But I am so enjoying the luxury of being able to read and read and read and know there's nothing particularly pressing that I have to get to. Here are reviews of two more books I've read lately.
All is Vanity by Christina Schwarz. When I got this from the library, I noticed the author is in Oprah's Book Club--for The Book of Ruth--but I decided not to hold it against her. Snobbery is vulgar. And I was rewarded because All is Vanity is really, really good, albeit somewhat uncomfortable for people, such as myself, who think they'll finally make their mark on the world with a brilliant piece of literature. It's a book about the image we try to present to the public, and the subtlties that tell others what we're like, or what we want them to think we're like. The Amazon customer reviewers hate this book because it isn't like The Book of Ruth. Not having read it, I can't make a comparison, but I think All is Vanity is funny, insightful, and well-written. Quick plot overview: Margaret foolishly quits her teaching job and makes a public announcement that she will use the time off to write a novel. She has never been published before. Meanwhile, her best friend, already struggling in LA's consumerist, image-conscious society, suddenly faces even more pressure to keep up with the Joneses after her husband lands a lucrative museum job. What ensues are the part hilarious, part sobering consequences of worrying about what others think of you.
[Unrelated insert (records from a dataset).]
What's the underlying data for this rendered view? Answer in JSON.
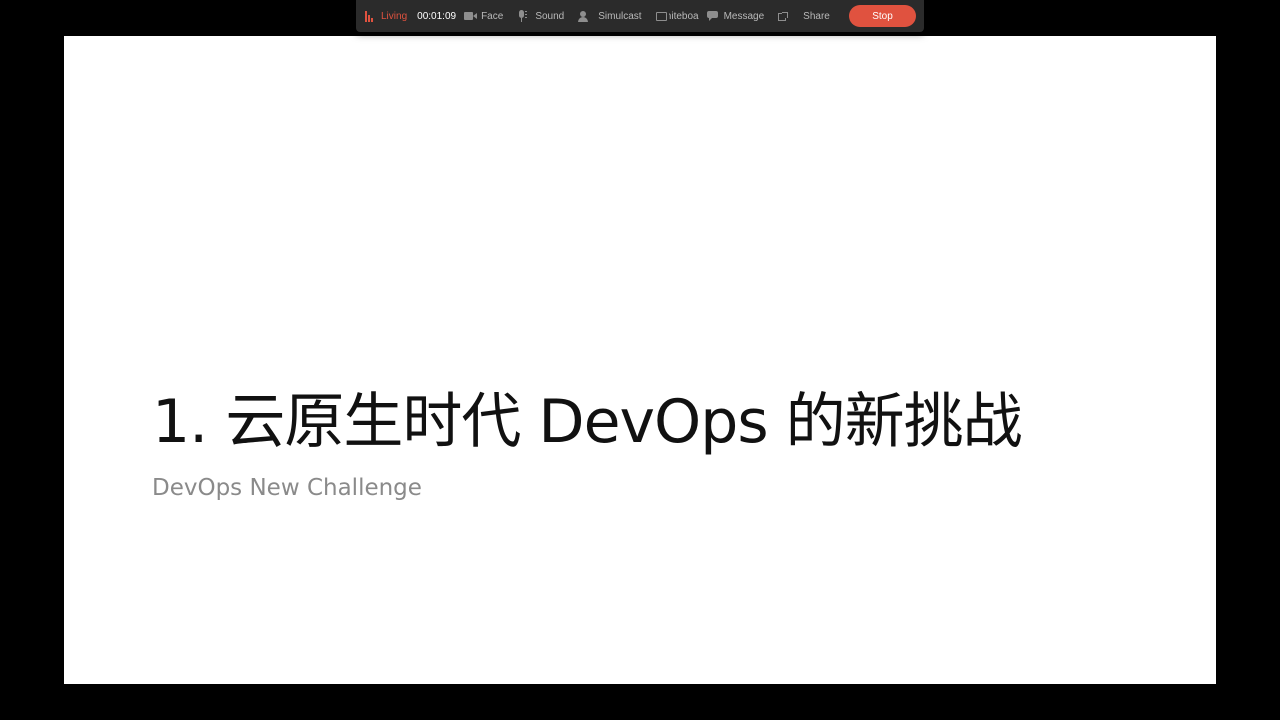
{
  "control_bar": {
    "status_label": "Living",
    "status_icon": "bar-chart-icon",
    "timer": "00:01:09",
    "face_label": "Face",
    "face_icon": "camera-icon",
    "sound_label": "Sound",
    "sound_icon": "microphone-icon",
    "simulcast_label": "Simulcast",
    "simulcast_icon": "person-icon",
    "whiteboard_label": "Whiteboa",
    "whiteboard_icon": "whiteboard-icon",
    "message_label": "Message",
    "message_icon": "message-icon",
    "share_label": "Share",
    "share_icon": "external-link-icon",
    "stop_label": "Stop",
    "accent_color": "#e0523f"
  },
  "slide": {
    "title": "1. 云原生时代 DevOps 的新挑战",
    "subtitle": "DevOps New Challenge"
  }
}
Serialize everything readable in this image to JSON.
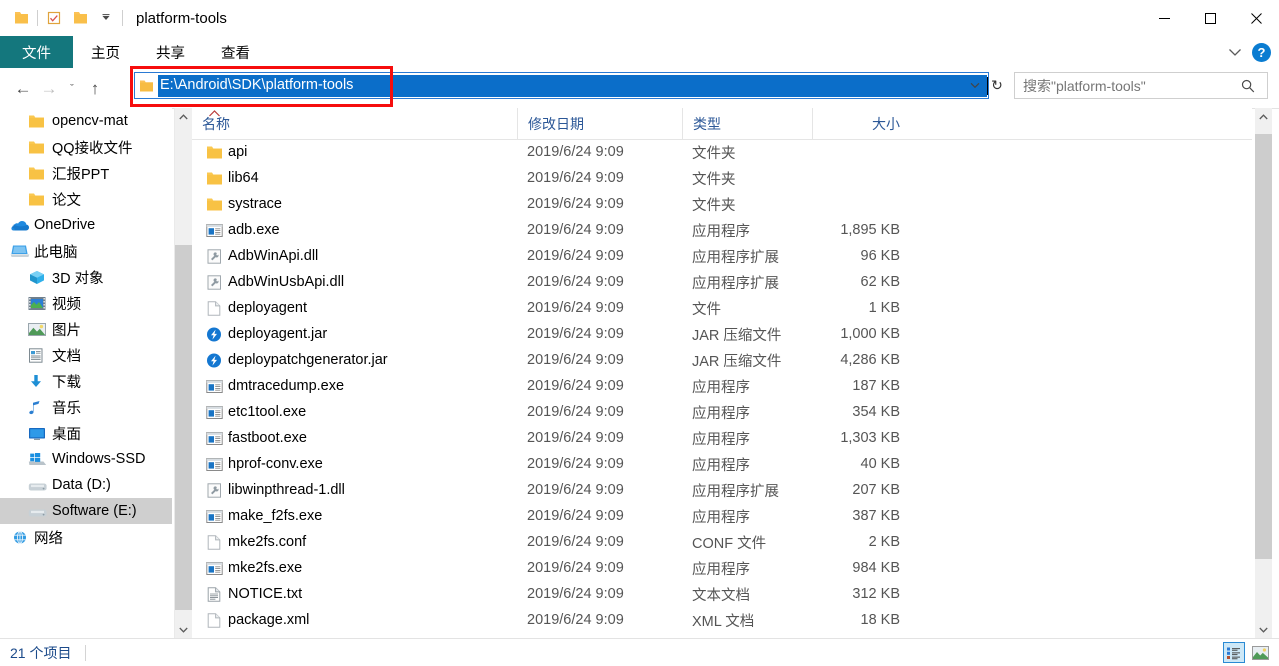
{
  "window": {
    "title": "platform-tools",
    "quick_access": [
      {
        "name": "folder-icon",
        "label": "folder"
      },
      {
        "name": "properties-icon",
        "label": "properties"
      },
      {
        "name": "new-folder-icon",
        "label": "new folder"
      },
      {
        "name": "chevron-down-icon",
        "label": "customize quick access toolbar"
      }
    ],
    "controls": {
      "minimize": "─",
      "maximize": "□",
      "close": "✕"
    }
  },
  "ribbon": {
    "tabs": [
      {
        "label": "文件",
        "active": true
      },
      {
        "label": "主页",
        "active": false
      },
      {
        "label": "共享",
        "active": false
      },
      {
        "label": "查看",
        "active": false
      }
    ],
    "collapse_icon": "chevron-down-icon",
    "help_label": "?",
    "accent_color": "#14777d"
  },
  "address": {
    "back_icon": "←",
    "forward_icon": "→",
    "recent_icon": "ˇ",
    "up_icon": "↑",
    "value": "E:\\Android\\SDK\\platform-tools",
    "dropdown_icon": "ˇ",
    "refresh_icon": "↻",
    "selected": true,
    "selection_color": "#0b6ec9"
  },
  "search": {
    "placeholder": "搜索\"platform-tools\"",
    "icon": "search-icon"
  },
  "annotation": {
    "color": "#f60d0d",
    "target": "address-bar"
  },
  "sidebar": {
    "items": [
      {
        "label": "opencv-mat",
        "icon": "folder-icon",
        "indent": 2,
        "selected": false
      },
      {
        "label": "QQ接收文件",
        "icon": "folder-icon",
        "indent": 2,
        "selected": false
      },
      {
        "label": "汇报PPT",
        "icon": "folder-icon",
        "indent": 2,
        "selected": false
      },
      {
        "label": "论文",
        "icon": "folder-icon",
        "indent": 2,
        "selected": false
      },
      {
        "label": "OneDrive",
        "icon": "onedrive-icon",
        "indent": 0,
        "selected": false
      },
      {
        "label": "此电脑",
        "icon": "this-pc-icon",
        "indent": 0,
        "selected": false
      },
      {
        "label": "3D 对象",
        "icon": "3d-objects-icon",
        "indent": 2,
        "selected": false
      },
      {
        "label": "视频",
        "icon": "videos-icon",
        "indent": 2,
        "selected": false
      },
      {
        "label": "图片",
        "icon": "pictures-icon",
        "indent": 2,
        "selected": false
      },
      {
        "label": "文档",
        "icon": "documents-icon",
        "indent": 2,
        "selected": false
      },
      {
        "label": "下载",
        "icon": "downloads-icon",
        "indent": 2,
        "selected": false
      },
      {
        "label": "音乐",
        "icon": "music-icon",
        "indent": 2,
        "selected": false
      },
      {
        "label": "桌面",
        "icon": "desktop-icon",
        "indent": 2,
        "selected": false
      },
      {
        "label": "Windows-SSD",
        "icon": "windows-drive-icon",
        "indent": 2,
        "selected": false
      },
      {
        "label": "Data (D:)",
        "icon": "drive-icon",
        "indent": 2,
        "selected": false
      },
      {
        "label": "Software (E:)",
        "icon": "drive-icon",
        "indent": 2,
        "selected": true
      },
      {
        "label": "网络",
        "icon": "network-icon",
        "indent": 0,
        "selected": false
      }
    ]
  },
  "filelist": {
    "columns": [
      {
        "label": "名称",
        "key": "name"
      },
      {
        "label": "修改日期",
        "key": "date"
      },
      {
        "label": "类型",
        "key": "type"
      },
      {
        "label": "大小",
        "key": "size"
      }
    ],
    "sort_column": "名称",
    "sort_direction": "asc",
    "rows": [
      {
        "name": "api",
        "date": "2019/6/24 9:09",
        "type": "文件夹",
        "size": "",
        "icon": "folder-icon"
      },
      {
        "name": "lib64",
        "date": "2019/6/24 9:09",
        "type": "文件夹",
        "size": "",
        "icon": "folder-icon"
      },
      {
        "name": "systrace",
        "date": "2019/6/24 9:09",
        "type": "文件夹",
        "size": "",
        "icon": "folder-icon"
      },
      {
        "name": "adb.exe",
        "date": "2019/6/24 9:09",
        "type": "应用程序",
        "size": "1,895 KB",
        "icon": "exe-icon"
      },
      {
        "name": "AdbWinApi.dll",
        "date": "2019/6/24 9:09",
        "type": "应用程序扩展",
        "size": "96 KB",
        "icon": "dll-icon"
      },
      {
        "name": "AdbWinUsbApi.dll",
        "date": "2019/6/24 9:09",
        "type": "应用程序扩展",
        "size": "62 KB",
        "icon": "dll-icon"
      },
      {
        "name": "deployagent",
        "date": "2019/6/24 9:09",
        "type": "文件",
        "size": "1 KB",
        "icon": "generic-file-icon"
      },
      {
        "name": "deployagent.jar",
        "date": "2019/6/24 9:09",
        "type": "JAR 压缩文件",
        "size": "1,000 KB",
        "icon": "jar-icon"
      },
      {
        "name": "deploypatchgenerator.jar",
        "date": "2019/6/24 9:09",
        "type": "JAR 压缩文件",
        "size": "4,286 KB",
        "icon": "jar-icon"
      },
      {
        "name": "dmtracedump.exe",
        "date": "2019/6/24 9:09",
        "type": "应用程序",
        "size": "187 KB",
        "icon": "exe-icon"
      },
      {
        "name": "etc1tool.exe",
        "date": "2019/6/24 9:09",
        "type": "应用程序",
        "size": "354 KB",
        "icon": "exe-icon"
      },
      {
        "name": "fastboot.exe",
        "date": "2019/6/24 9:09",
        "type": "应用程序",
        "size": "1,303 KB",
        "icon": "exe-icon"
      },
      {
        "name": "hprof-conv.exe",
        "date": "2019/6/24 9:09",
        "type": "应用程序",
        "size": "40 KB",
        "icon": "exe-icon"
      },
      {
        "name": "libwinpthread-1.dll",
        "date": "2019/6/24 9:09",
        "type": "应用程序扩展",
        "size": "207 KB",
        "icon": "dll-icon"
      },
      {
        "name": "make_f2fs.exe",
        "date": "2019/6/24 9:09",
        "type": "应用程序",
        "size": "387 KB",
        "icon": "exe-icon"
      },
      {
        "name": "mke2fs.conf",
        "date": "2019/6/24 9:09",
        "type": "CONF 文件",
        "size": "2 KB",
        "icon": "generic-file-icon"
      },
      {
        "name": "mke2fs.exe",
        "date": "2019/6/24 9:09",
        "type": "应用程序",
        "size": "984 KB",
        "icon": "exe-icon"
      },
      {
        "name": "NOTICE.txt",
        "date": "2019/6/24 9:09",
        "type": "文本文档",
        "size": "312 KB",
        "icon": "txt-icon"
      },
      {
        "name": "package.xml",
        "date": "2019/6/24 9:09",
        "type": "XML 文档",
        "size": "18 KB",
        "icon": "generic-file-icon"
      }
    ]
  },
  "status": {
    "item_count": "21 个项目",
    "views": [
      {
        "name": "details-view",
        "active": true
      },
      {
        "name": "large-icons-view",
        "active": false
      }
    ]
  }
}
To Say Nothing of the Dog by Connie Willis. This book, the title of which is a reference to the Victorian Three Men in a Boat, to Say Nothing of the Dog, by Jerome K. Jerome, is science fiction, but don't let that scare you. I'm not much of a science fiction fan, but To Say Nothing of the Dog is like what we'd have if Barbara Pym had written science fiction. In other words, awsome. Technically set in Oxford in the year 2057, the characters spend much of their time in 1888, because they are time travelers. Quick plot overview: In 2057, the overbearing Lady Schrapnell is building a recreation of Coventry Cathedral, which was bombed in WWII. She is rebuilding right down to the last detail, including the Bishops' Bird Stump, a hideous Victorian object that is some sort of flower receptacle. In exchange for a generous donation to Oxford's Time Travel Project, Lady Schrapnell has use of a stable of historians who she sends back through time to research what the original cathedral was like and to find out what happened to the Bishop's Bird Stump, last seen in the cathedral shortly before the bombing, but unaccounted for in the rubble or the items rescued from it. Bringing objects from the past into the present is thought to be impossible, until one historian impulsively brings something back from 1888, causing a mad scramble to fix her error before the course of history is changed.
Besides an amusing plot and witty writing, this book contains fascinating tidbits of information about how tiny details changed history, and how even the most insignificant thing can be of monstrous importance. Highly recommended.